Of course, the real you, the essence that is uniquely yours, can never get taken away by anyone or anything. Not even cancer. But through the physical and emotional struggles with this thing, I am not always clear enough to express my unique essence. I don’t always feel lucid or well. And most of the time I am fighting to heal just enough so my body can handle the next medical obstacle course coming down the pike.

There are those moments of wholeness though, where, despite the daily pain or discomfort, I feel life force energy guiding me along. I can self express and am energized by self connection and connection to others. I try not to harp on the fact that those moments are so fleeting, because they are. I prefer to take them as tiny blessings I can soak up. Of course, I am not always good at doing that, especially with the knowledge of how this works.

Last week, a pre-operative nurse told me to stay positive when I admitted I was nervous about getting brain surgery.

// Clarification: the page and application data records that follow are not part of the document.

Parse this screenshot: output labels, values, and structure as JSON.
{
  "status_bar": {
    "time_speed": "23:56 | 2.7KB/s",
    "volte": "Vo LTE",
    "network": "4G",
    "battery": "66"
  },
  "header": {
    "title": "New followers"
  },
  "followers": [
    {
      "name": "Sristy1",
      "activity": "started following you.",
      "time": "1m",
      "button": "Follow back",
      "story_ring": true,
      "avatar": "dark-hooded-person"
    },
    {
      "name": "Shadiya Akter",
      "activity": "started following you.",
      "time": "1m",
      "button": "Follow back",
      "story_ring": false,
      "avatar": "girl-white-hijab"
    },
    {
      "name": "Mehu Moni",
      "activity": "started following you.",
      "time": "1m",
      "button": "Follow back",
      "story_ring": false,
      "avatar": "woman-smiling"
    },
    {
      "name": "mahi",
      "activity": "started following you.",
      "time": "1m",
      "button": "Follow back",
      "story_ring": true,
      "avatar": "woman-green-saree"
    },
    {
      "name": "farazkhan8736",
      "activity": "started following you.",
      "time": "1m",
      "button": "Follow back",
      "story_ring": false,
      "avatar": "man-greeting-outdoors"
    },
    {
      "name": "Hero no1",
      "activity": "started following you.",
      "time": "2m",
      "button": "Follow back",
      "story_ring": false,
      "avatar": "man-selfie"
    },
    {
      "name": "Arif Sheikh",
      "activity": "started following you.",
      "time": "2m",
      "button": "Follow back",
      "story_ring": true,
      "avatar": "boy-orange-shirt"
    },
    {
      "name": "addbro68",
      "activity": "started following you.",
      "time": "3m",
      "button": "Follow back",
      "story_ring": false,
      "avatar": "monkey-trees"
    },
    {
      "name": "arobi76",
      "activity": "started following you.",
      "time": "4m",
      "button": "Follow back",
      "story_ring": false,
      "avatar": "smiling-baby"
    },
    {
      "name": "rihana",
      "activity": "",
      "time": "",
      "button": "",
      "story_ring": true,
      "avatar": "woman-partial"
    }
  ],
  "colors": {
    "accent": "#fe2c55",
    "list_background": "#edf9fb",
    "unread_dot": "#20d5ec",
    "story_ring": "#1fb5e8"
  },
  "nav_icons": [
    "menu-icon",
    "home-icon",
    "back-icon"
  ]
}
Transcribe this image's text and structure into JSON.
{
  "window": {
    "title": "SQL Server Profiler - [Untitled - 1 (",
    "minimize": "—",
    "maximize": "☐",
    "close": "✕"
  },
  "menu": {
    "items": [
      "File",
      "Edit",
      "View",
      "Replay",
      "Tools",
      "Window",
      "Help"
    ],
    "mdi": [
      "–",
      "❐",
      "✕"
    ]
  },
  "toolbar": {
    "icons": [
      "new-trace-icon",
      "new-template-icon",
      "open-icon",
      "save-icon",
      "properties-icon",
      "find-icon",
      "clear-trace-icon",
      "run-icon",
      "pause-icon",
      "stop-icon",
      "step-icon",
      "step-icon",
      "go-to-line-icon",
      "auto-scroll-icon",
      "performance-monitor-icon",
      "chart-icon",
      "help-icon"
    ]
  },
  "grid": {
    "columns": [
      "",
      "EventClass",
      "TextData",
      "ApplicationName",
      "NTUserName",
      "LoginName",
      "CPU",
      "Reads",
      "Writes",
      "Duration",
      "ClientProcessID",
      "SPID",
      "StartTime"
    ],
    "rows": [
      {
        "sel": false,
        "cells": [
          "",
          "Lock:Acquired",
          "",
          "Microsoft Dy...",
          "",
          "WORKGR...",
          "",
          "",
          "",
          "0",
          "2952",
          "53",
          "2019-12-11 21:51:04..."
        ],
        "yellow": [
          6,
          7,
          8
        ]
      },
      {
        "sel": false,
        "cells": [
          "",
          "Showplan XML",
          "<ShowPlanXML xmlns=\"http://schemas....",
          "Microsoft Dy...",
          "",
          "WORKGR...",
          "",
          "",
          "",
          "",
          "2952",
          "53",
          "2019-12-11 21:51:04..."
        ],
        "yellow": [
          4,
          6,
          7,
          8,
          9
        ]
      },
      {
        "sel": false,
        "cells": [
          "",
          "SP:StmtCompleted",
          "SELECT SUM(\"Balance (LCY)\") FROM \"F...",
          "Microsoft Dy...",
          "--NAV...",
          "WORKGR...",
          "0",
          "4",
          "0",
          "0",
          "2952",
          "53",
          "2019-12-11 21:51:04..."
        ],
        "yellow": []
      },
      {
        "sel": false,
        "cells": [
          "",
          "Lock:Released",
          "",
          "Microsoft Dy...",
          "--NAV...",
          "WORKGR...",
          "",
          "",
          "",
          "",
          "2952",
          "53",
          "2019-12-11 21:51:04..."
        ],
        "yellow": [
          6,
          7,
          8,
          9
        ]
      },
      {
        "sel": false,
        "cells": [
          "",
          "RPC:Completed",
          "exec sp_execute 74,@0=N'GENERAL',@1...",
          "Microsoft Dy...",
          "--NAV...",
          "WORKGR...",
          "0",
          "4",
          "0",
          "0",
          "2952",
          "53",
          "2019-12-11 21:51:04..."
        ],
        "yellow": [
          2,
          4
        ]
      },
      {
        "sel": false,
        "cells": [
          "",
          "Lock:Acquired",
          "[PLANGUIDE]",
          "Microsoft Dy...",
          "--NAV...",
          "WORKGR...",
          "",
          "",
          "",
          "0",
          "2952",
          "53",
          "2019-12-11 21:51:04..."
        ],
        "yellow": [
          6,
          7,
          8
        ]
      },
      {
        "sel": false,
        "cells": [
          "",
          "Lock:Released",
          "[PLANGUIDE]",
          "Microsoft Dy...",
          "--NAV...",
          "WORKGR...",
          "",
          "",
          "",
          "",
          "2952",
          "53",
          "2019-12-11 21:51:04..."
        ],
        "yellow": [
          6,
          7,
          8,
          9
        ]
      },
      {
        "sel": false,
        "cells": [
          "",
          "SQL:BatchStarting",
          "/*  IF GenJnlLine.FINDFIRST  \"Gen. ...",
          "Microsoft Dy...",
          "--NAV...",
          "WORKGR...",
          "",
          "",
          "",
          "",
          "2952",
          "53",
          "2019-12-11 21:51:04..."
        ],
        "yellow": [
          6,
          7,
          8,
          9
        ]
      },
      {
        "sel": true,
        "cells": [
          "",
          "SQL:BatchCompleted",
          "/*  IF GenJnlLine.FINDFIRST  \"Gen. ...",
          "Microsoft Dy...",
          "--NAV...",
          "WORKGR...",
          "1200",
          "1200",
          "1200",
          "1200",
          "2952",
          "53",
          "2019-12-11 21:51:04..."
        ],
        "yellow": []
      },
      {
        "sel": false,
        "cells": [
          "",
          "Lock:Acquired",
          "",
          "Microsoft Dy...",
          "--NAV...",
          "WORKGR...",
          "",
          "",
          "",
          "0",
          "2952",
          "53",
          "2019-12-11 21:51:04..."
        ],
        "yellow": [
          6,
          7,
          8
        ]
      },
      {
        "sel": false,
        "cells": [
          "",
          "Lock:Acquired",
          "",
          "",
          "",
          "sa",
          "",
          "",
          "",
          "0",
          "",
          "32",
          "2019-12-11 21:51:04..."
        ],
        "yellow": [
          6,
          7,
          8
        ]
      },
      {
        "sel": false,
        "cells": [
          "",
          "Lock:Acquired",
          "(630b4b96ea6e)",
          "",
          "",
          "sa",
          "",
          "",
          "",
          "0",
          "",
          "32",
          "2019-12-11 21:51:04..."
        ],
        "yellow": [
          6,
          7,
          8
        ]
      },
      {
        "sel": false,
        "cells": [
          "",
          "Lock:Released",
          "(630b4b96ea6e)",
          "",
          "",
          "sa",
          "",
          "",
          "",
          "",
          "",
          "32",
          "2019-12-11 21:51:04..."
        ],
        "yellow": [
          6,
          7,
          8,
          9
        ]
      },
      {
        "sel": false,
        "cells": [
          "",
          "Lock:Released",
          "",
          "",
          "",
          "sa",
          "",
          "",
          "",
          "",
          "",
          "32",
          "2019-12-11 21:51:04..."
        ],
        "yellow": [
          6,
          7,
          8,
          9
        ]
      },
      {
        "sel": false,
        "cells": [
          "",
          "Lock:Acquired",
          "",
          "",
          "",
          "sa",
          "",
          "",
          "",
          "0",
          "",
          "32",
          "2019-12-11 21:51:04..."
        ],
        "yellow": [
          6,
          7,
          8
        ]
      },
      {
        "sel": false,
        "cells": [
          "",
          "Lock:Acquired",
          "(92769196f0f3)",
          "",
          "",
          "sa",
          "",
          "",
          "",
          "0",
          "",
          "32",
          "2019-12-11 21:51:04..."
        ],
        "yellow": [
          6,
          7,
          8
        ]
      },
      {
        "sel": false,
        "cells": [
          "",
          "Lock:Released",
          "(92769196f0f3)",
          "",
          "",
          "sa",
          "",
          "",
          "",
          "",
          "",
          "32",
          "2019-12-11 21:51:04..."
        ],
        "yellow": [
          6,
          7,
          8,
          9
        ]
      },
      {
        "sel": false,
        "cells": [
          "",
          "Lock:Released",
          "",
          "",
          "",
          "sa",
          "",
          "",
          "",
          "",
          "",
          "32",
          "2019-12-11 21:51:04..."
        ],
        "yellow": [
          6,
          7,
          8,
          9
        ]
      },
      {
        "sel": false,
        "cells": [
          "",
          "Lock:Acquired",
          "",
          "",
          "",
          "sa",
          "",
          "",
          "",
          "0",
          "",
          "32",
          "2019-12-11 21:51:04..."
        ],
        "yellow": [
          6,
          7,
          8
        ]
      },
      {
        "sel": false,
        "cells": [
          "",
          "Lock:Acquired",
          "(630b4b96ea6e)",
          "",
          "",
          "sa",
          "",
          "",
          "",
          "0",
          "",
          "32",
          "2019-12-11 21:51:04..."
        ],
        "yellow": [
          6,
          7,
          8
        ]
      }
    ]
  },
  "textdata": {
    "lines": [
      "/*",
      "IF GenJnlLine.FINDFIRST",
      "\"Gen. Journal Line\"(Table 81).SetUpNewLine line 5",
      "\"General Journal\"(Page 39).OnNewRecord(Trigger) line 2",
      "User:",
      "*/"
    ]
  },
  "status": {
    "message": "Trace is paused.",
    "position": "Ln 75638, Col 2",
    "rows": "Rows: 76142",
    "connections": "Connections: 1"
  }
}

Naturally, I wanted to punch her in the nose. Plus I don’t agree that staying positive is the answer to any of my problems.

Stay here, stay aware in the moment, stay authentic, even if it means being a negative whirlwind. Stay open and listen. Because for me, forcing a version of nervous positivity closes me off to hearing things I might really need to hear. Blanket “I’m fines” don’t allow me to see people reaching out to support me. And without that, I am shutting out an opportunity for gratitude. It is in this space where profound healing and presence is available. Gratitude. Where essences brush up against each other.

I have seen this in my own journey as well as in Charged, the documentary I mentioned in the beginning of this post. Absolutely worth a watch. http://www.chargedfilm.com/story/